US President Barack Obama tells a UN climate change meeting in New York that the problem is growing faster than the world's efforts to address it.
The world's children in the world should not be subjected to a future beyond their capacity to fix, he said.
It is the biggest high-level gathering to discuss climate change since 2009.
The aim of the meeting is to galvanise 120 member states to sign up to a comprehensive new global climate agreement at talks in Paris next year.
"There should be no question that the United States of America is stepping up to the plate," Mr Obama said.
"We recognise our role in creating this problem, we embrace our responsibility to combat it.
"We will do our part and we will help developing nations do theirs; but we can only succeed in combating climate change if we are joined in this effort by every nation - developed and developing alike."

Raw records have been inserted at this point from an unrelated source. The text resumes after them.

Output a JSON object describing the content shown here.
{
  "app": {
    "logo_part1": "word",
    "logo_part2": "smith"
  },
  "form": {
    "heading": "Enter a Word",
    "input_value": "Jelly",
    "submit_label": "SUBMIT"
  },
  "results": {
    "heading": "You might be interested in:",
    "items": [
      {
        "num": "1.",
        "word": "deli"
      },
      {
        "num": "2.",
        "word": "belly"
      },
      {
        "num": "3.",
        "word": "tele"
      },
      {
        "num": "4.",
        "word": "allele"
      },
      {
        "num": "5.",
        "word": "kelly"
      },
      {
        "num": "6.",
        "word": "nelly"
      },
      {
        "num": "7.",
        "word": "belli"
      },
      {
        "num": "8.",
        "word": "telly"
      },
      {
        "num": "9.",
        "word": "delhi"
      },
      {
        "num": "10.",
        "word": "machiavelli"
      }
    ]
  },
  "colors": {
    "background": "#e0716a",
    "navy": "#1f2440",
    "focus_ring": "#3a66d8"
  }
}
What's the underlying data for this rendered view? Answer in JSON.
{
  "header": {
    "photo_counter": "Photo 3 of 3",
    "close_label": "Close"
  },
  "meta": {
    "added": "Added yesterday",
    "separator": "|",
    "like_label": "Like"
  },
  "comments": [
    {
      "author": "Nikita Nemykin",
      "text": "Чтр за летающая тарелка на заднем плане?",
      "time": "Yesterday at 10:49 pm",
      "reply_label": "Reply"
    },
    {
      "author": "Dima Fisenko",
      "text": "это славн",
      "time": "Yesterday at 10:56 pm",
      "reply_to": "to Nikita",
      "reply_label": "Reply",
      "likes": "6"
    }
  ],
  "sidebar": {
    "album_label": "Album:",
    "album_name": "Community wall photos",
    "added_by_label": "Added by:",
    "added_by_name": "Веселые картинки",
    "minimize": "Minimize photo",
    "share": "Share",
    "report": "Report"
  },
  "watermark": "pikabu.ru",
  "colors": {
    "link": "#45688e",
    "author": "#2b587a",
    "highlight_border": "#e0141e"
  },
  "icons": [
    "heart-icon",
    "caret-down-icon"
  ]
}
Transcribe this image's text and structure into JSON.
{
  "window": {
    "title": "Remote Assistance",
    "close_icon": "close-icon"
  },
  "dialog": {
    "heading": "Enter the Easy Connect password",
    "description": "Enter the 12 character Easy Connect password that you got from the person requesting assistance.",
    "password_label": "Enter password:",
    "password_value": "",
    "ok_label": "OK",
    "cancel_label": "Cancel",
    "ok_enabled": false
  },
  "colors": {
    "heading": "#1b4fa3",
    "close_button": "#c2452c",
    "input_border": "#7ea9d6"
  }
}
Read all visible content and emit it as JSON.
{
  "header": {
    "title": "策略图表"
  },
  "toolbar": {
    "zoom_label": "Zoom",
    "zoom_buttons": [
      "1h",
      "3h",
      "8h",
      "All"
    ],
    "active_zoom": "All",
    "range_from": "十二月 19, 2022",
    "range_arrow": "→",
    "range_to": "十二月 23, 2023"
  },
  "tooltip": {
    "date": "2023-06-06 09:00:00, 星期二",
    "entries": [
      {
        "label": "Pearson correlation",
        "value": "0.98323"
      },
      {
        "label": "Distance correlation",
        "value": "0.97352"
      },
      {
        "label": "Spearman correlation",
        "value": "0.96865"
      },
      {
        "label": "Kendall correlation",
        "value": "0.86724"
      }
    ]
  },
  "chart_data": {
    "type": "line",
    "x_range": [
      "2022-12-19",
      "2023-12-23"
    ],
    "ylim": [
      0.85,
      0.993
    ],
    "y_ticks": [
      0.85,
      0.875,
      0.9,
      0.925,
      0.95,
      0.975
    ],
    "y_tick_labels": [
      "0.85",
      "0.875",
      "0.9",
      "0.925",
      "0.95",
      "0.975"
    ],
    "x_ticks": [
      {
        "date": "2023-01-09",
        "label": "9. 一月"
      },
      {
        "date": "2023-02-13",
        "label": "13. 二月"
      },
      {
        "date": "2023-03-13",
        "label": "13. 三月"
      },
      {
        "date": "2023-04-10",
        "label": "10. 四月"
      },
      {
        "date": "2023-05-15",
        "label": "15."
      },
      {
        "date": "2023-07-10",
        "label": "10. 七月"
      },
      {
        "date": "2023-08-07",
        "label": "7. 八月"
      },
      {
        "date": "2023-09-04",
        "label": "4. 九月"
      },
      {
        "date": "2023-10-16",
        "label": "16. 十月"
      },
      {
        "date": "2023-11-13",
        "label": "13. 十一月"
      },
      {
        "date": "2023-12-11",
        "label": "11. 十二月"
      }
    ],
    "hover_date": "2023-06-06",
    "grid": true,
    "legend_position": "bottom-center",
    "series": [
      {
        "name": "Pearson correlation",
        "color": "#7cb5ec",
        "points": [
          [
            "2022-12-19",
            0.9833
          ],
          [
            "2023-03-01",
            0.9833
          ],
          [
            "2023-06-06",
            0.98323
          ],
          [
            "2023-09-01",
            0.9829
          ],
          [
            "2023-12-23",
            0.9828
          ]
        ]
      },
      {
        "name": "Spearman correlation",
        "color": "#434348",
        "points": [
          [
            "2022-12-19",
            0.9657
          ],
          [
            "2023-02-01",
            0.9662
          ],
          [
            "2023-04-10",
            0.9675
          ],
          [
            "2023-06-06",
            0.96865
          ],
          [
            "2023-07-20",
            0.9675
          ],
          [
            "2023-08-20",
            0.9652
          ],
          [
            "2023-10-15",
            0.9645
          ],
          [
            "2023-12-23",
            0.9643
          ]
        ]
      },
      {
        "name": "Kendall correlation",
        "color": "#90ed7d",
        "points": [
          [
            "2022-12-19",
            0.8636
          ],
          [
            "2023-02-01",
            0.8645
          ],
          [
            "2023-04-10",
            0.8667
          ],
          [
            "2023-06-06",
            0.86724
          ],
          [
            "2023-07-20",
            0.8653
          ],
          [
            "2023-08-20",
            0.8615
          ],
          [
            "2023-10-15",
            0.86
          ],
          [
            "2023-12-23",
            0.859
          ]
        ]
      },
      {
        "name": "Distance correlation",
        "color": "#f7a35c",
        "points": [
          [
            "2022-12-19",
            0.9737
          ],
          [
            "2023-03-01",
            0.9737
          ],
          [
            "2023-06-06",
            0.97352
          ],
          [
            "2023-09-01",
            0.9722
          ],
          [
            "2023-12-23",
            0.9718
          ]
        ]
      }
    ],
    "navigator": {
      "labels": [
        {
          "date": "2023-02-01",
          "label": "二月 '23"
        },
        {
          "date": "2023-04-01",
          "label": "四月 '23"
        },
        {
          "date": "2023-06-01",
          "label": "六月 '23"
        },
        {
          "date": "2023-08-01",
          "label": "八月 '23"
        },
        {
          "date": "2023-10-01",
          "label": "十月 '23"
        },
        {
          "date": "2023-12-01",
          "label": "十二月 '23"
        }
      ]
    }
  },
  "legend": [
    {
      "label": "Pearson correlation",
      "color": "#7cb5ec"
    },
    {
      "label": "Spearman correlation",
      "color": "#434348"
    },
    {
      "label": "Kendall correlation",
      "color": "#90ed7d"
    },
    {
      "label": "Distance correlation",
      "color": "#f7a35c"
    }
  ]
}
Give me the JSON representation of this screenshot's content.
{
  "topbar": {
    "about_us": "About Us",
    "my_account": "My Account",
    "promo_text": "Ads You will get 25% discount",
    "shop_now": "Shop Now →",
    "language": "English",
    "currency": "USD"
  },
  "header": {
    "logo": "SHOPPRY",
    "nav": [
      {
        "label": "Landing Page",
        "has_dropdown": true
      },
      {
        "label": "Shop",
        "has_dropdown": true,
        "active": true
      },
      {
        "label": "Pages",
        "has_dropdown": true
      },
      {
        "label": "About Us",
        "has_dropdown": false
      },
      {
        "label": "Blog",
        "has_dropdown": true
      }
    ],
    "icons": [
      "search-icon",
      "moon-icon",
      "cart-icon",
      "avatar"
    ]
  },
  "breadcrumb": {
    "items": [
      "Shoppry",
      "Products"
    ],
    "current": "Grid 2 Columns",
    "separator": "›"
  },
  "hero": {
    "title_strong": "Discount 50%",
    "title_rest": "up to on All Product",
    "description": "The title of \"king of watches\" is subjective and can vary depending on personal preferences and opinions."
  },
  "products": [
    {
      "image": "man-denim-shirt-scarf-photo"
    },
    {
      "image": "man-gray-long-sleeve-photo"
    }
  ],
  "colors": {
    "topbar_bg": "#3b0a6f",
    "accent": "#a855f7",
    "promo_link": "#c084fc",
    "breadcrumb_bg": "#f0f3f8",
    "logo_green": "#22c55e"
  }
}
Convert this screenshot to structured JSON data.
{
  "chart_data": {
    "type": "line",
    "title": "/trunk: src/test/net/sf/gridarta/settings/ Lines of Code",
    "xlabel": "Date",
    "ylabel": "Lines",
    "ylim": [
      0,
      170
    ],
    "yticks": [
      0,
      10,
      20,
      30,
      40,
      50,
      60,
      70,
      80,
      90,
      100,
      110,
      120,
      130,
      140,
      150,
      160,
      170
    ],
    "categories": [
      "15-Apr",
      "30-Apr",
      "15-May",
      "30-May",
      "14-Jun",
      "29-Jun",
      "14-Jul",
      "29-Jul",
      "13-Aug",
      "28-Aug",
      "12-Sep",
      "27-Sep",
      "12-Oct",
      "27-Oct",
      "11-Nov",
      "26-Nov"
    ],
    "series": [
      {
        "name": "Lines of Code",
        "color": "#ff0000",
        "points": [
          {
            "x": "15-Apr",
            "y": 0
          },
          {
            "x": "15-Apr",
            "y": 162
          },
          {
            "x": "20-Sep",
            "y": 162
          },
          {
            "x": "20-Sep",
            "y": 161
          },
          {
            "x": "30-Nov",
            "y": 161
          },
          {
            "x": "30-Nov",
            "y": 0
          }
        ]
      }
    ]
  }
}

His goal was to underline that carbon dioxide is damaging to humans in the same way as air pollution, and in the US it should be regulated by executive power rather than by through legislation in a very divided Congress.
The president also acknowledged the scale of opposition to his attempts to cut carbon, but said he was determined to push through. The most substantial pledge he made was an announcement that early next year he would publish a post-2020 plan to cut emissions.